What you should do >>
Go through the listing below and show each line that has the word "icon".
—————
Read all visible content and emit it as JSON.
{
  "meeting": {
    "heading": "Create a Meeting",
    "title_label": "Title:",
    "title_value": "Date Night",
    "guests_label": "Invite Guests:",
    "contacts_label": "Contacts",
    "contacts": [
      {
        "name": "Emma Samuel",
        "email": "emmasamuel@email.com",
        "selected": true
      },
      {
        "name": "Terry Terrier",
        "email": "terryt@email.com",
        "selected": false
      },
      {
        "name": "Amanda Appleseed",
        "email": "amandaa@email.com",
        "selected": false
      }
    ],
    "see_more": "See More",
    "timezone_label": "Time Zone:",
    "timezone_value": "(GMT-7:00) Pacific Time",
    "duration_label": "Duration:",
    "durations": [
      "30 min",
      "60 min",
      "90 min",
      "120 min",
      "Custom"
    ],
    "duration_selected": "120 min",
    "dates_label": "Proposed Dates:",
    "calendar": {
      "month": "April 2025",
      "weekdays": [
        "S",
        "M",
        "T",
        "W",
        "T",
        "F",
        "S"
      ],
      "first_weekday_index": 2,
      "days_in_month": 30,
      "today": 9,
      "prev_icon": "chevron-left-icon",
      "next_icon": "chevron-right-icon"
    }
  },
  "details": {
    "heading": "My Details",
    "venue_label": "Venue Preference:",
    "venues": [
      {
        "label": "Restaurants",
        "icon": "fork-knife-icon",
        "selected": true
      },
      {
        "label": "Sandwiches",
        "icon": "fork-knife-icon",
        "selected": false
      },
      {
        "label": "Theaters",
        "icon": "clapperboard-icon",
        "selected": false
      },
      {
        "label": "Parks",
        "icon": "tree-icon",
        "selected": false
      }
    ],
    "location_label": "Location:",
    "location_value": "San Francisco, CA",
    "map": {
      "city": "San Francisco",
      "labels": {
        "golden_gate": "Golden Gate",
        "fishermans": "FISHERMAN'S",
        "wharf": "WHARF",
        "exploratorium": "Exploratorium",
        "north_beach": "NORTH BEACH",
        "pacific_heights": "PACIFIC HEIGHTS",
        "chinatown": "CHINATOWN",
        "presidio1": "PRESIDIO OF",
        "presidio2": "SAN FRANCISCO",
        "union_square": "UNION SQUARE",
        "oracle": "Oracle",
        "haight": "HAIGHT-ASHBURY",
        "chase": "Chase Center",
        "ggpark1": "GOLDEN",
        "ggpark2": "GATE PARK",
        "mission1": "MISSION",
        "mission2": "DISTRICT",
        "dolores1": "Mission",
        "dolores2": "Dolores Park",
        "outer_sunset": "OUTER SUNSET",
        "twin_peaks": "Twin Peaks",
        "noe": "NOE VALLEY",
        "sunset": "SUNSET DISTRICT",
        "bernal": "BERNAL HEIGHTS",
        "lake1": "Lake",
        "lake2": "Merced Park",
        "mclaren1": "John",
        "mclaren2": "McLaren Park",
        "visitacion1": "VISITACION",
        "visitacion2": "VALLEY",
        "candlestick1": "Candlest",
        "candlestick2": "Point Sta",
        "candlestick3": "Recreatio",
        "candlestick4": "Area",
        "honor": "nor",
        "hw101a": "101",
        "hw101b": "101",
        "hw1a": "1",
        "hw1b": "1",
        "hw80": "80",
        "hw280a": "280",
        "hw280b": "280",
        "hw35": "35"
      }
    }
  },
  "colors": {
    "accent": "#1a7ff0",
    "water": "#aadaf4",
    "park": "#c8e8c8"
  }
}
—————
Answer to this exercise >>
      "prev_icon": "chevron-left-icon",
      "next_icon": "chevron-right-icon"
        "icon": "fork-knife-icon",
        "icon": "fork-knife-icon",
        "icon": "clapperboard-icon",
        "icon": "tree-icon",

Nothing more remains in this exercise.